Building a “WhatsApp phone” for someone else

If you have a less-technical relative and you’d like to sort out video chat capabilities for them, then this is for you.

You will need:

  • A spare smartphone. It doesn’t have to be a powerhouse – in my case, I dug a Nexus 4 that goes back about five years out of my desk; you can get good-enough Android phones for this purpose for £100-ish these days, or even a bit less.
  • The target friend or relative’s mobile phone number and WiFi details (network name and password)
Un-retired for one last score: my smartphone-before-before-last

Step 1 is to factory reset the phone and configure it up. I tend to just make a new Google account in cases like this, on behalf of my target user (assuming you’re setting up an old Android device – you’re on your own with old iPhones). Naturally, that Google account should be set to forward all e-mails to the target user’s real e-mail address, and make sure you lock it down with two factor auth.

Step 2, install WhatsApp. When prompted for a phone number, give it the target user’s mobile phone number. You’ll now need them to tell you the six digit code it will text to them. Once you have this you can activate WhatsApp on their mobile number. Add the contacts you want them to be able to speak to (presumably including yourself!) and do a bit of testing (be clear that you’re messaging on behalf of the target and will be shipping the device to them shortly).

Once you’ve activated WhatsApp with the code, they can use it on this phone forever, and they don’t need to move their SIM card in if they don’t want to. In my case the user already has an old Nokia that only needs charging once a fortnight, and they’re happy to stick with that for calls and SMS.

Step 3, secure the phone. Put an unlock PIN on it which you can tell the target user on the phone (or otherwise out of band), and tell the phone to encrypt itself (you had to do that explicitly in older versions of Android – remember?)

Step 4, optionally, install any other apps you might be glad for the target user to have (e.g.: Microsoft Teams, Signal Messenger, …)

Step 5 is optional, but preferred. If the target user won’t be putting a SIM card in the device, then it will need to be joined to their WiFi network. To save talking them through this over the phone (and, indeed, talking them through finding out what their WiFi details are), you need to:
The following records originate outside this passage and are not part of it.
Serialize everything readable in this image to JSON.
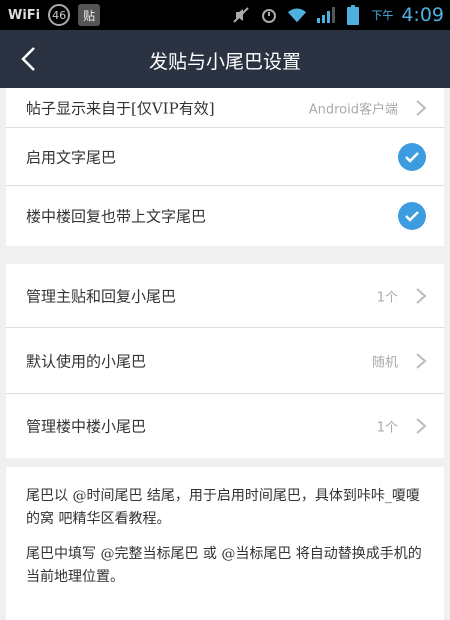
{
  "statusbar": {
    "carrier": "WiFi",
    "badge_circle": "46",
    "badge_box": "贴",
    "ampm": "下午",
    "time": "4:09",
    "icons": [
      "mute-icon",
      "alarm-icon",
      "wifi-icon",
      "signal-3g-icon",
      "battery-icon"
    ]
  },
  "header": {
    "title": "发贴与小尾巴设置"
  },
  "settings": {
    "device_row": {
      "label": "帖子显示来自于[仅VIP有效]",
      "value": "Android客户端"
    },
    "text_tail": {
      "label": "启用文字尾巴",
      "checked": true
    },
    "floor_tail": {
      "label": "楼中楼回复也带上文字尾巴",
      "checked": true
    },
    "manage_main": {
      "label": "管理主贴和回复小尾巴",
      "value": "1个"
    },
    "default_tail": {
      "label": "默认使用的小尾巴",
      "value": "随机"
    },
    "manage_floor": {
      "label": "管理楼中楼小尾巴",
      "value": "1个"
    }
  },
  "description": {
    "p1": "尾巴以 @时间尾巴 结尾，用于启用时间尾巴，具体到咔咔_嗄嗄的窝 吧精华区看教程。",
    "p2": "尾巴中填写 @完整当标尾巴 或 @当标尾巴 将自动替换成手机的当前地理位置。",
    "p3": ""
  },
  "colors": {
    "accent": "#3d9be0",
    "titlebar": "#2b3241",
    "statusbar": "#000000"
  }
}
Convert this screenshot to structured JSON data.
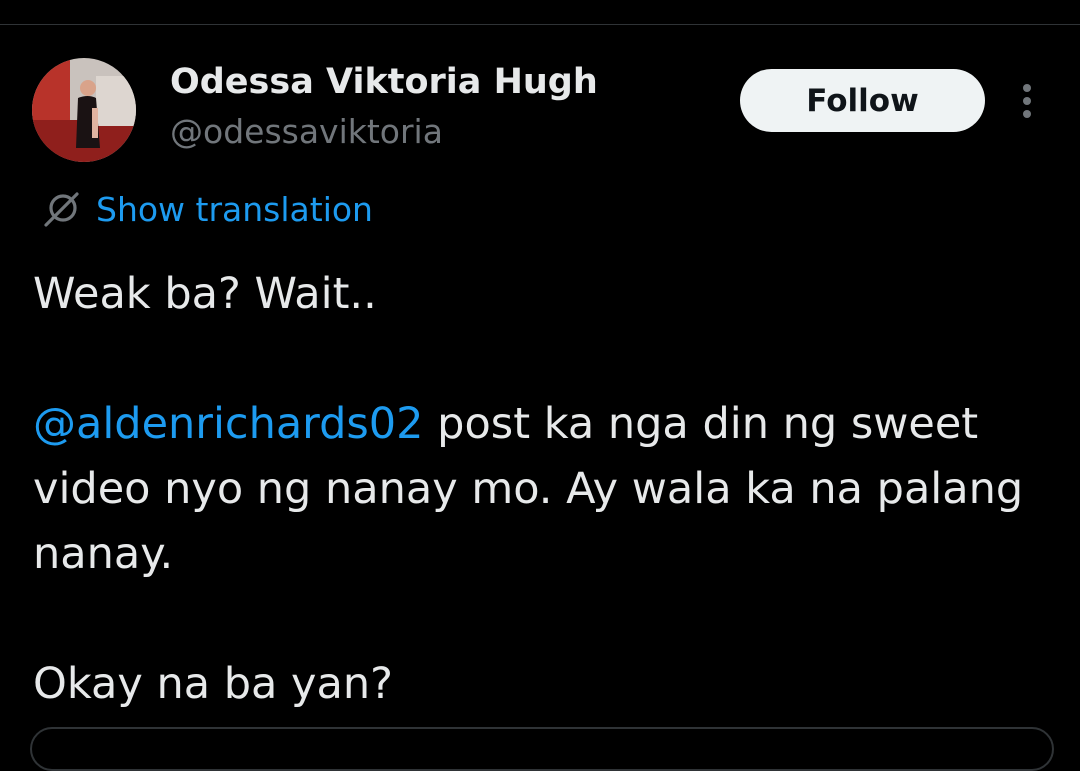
{
  "tweet": {
    "author": {
      "display_name": "Odessa Viktoria Hugh",
      "handle": "@odessaviktoria"
    },
    "follow_label": "Follow",
    "translation_label": "Show translation",
    "body": {
      "line1": "Weak ba? Wait..",
      "mention": "@aldenrichards02",
      "line2_rest": " post ka nga din ng sweet video nyo ng nanay mo. Ay wala ka na palang nanay.",
      "line3": "Okay na ba yan?"
    }
  },
  "colors": {
    "background": "#000000",
    "text_primary": "#e7e9ea",
    "text_secondary": "#71767b",
    "link": "#1d9bf0",
    "button_bg": "#eff3f4",
    "button_text": "#0f1419",
    "divider": "#2f3336"
  },
  "icons": {
    "avatar": "avatar-photo",
    "more": "more-dots-icon",
    "translate": "translate-icon"
  }
}
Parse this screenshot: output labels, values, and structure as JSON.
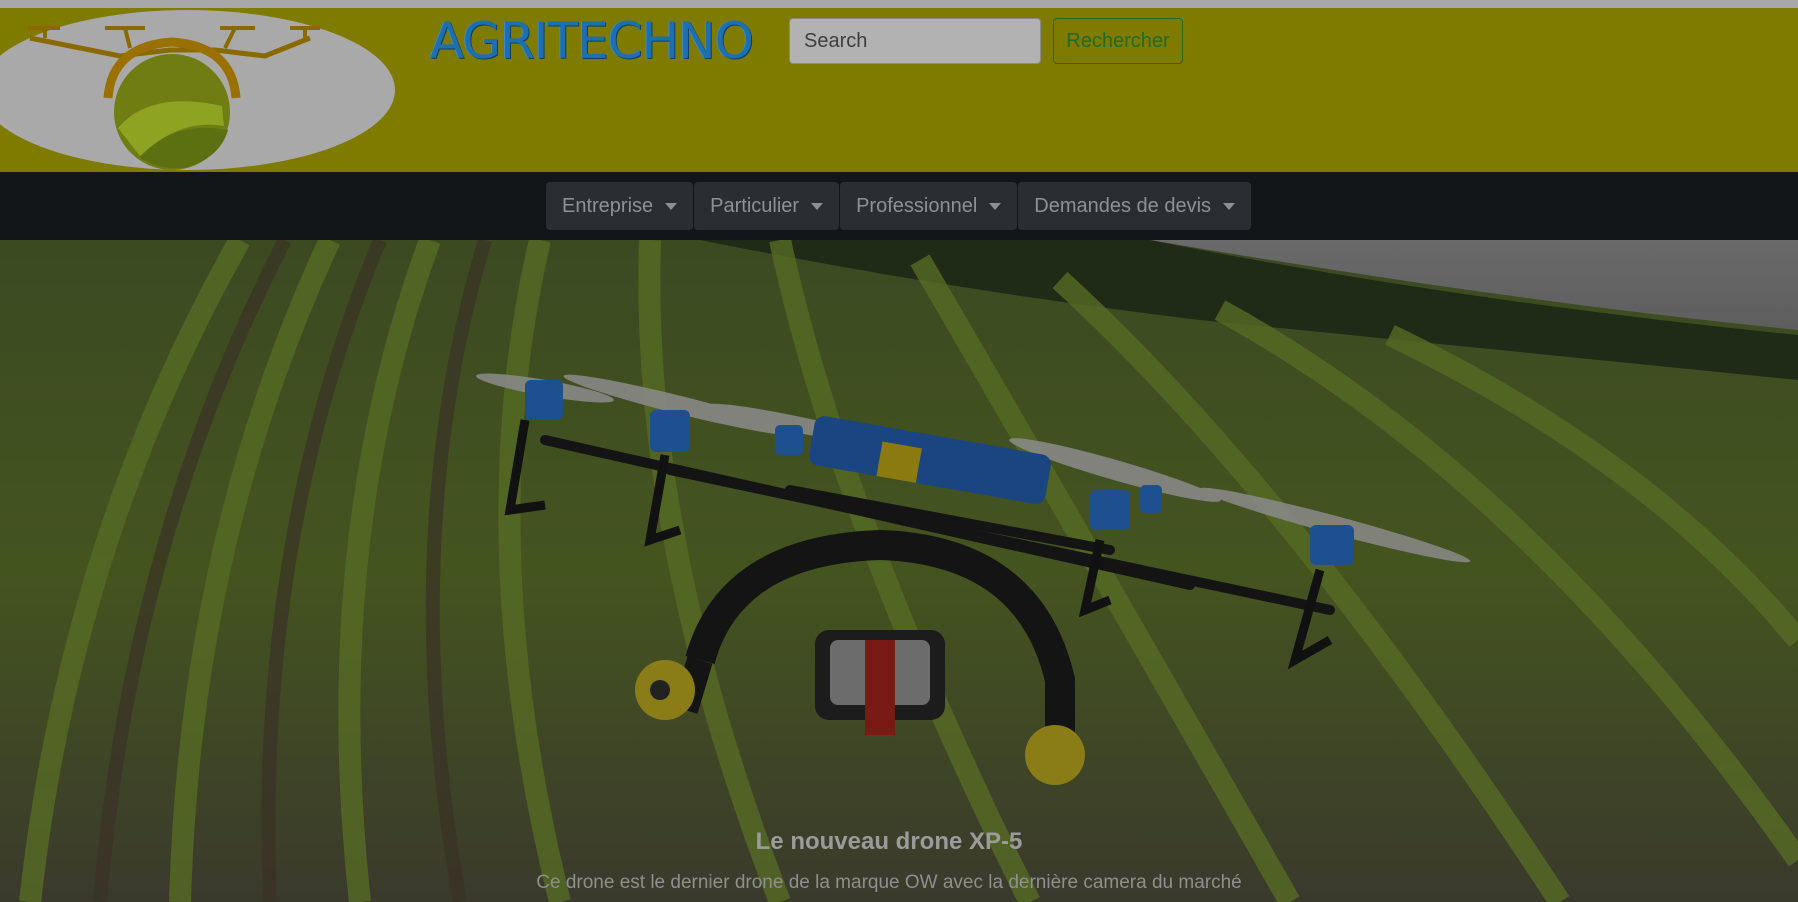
{
  "header": {
    "brand": "AGRITECHNO",
    "search": {
      "placeholder": "Search",
      "button_label": "Rechercher"
    },
    "logo_icon": "drone-field-logo"
  },
  "nav": {
    "items": [
      {
        "label": "Entreprise",
        "icon": "caret-down-icon"
      },
      {
        "label": "Particulier",
        "icon": "caret-down-icon"
      },
      {
        "label": "Professionnel",
        "icon": "caret-down-icon"
      },
      {
        "label": "Demandes de devis",
        "icon": "caret-down-icon"
      }
    ]
  },
  "carousel": {
    "slide": {
      "title": "Le nouveau drone XP-5",
      "text": "Ce drone est le dernier drone de la marque OW avec la dernière camera du marché"
    }
  },
  "colors": {
    "header_bg": "#7f7a00",
    "navbar_bg": "#131619",
    "brand_text": "#1e6fb0",
    "button_green": "#1f6b2a"
  }
}
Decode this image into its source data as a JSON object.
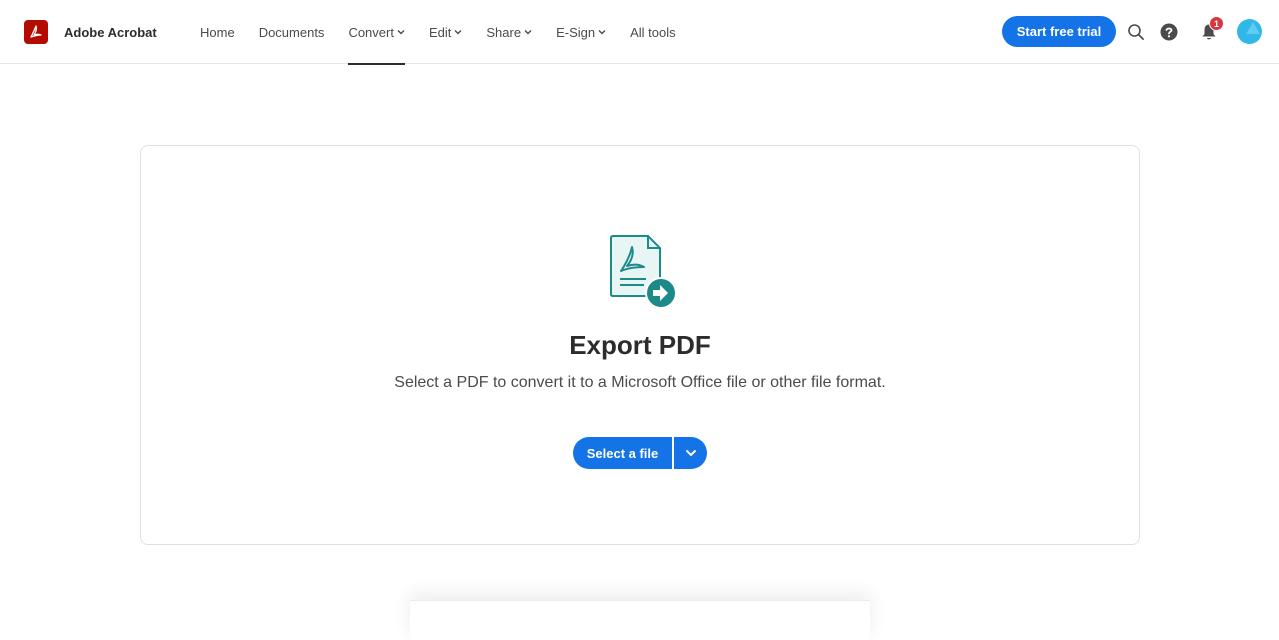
{
  "header": {
    "brand_name": "Adobe Acrobat",
    "nav": [
      {
        "label": "Home",
        "has_dropdown": false,
        "active": false
      },
      {
        "label": "Documents",
        "has_dropdown": false,
        "active": false
      },
      {
        "label": "Convert",
        "has_dropdown": true,
        "active": true
      },
      {
        "label": "Edit",
        "has_dropdown": true,
        "active": false
      },
      {
        "label": "Share",
        "has_dropdown": true,
        "active": false
      },
      {
        "label": "E-Sign",
        "has_dropdown": true,
        "active": false
      },
      {
        "label": "All tools",
        "has_dropdown": false,
        "active": false
      }
    ],
    "trial_button": "Start free trial",
    "notification_count": "1"
  },
  "main": {
    "title": "Export PDF",
    "subtitle": "Select a PDF to convert it to a Microsoft Office file or other file format.",
    "select_button": "Select a file"
  },
  "colors": {
    "brand_red": "#b30b00",
    "accent_blue": "#1473e6",
    "icon_teal": "#1d8a8a",
    "badge_red": "#d7373f"
  }
}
  • Find out their WiFi details. In my case, I had a Windows laptop in front of me which had been connected to their WiFi in the past. To fish out the credentials, run ‘netsh wlan show profiles’ from the command prompt, followed by ‘netsh wlan show profile name=”Their Network Name” key=clear’ to print out the network password
  • Now you need to configure the phone with these details. I’m not sure if there is a way to add a network to Android without connecting to it – I went for the maximum reassurance option of connecting to it.
    • But wait, the target user and their network are 150 miles away – how did I do that, I hear you ask? Well, I temporarily updated the guest WiFi network on my own router to have the same network name and password as the target. Messy, but gives the greatest reassurance that this will work out of the box when I ship the phone.
      • Actually, if you really want all the gory details, I added an extra guest network to my Mikrotik router with the target details – but many routers won’t support that option.

Step 6, get the phone to the target user. I’ve arranged for mine to be picked up by a courier and overnighted to the target user. Assuming the courier doesn’t lose it, I’ll update this post and confirm if it all worked.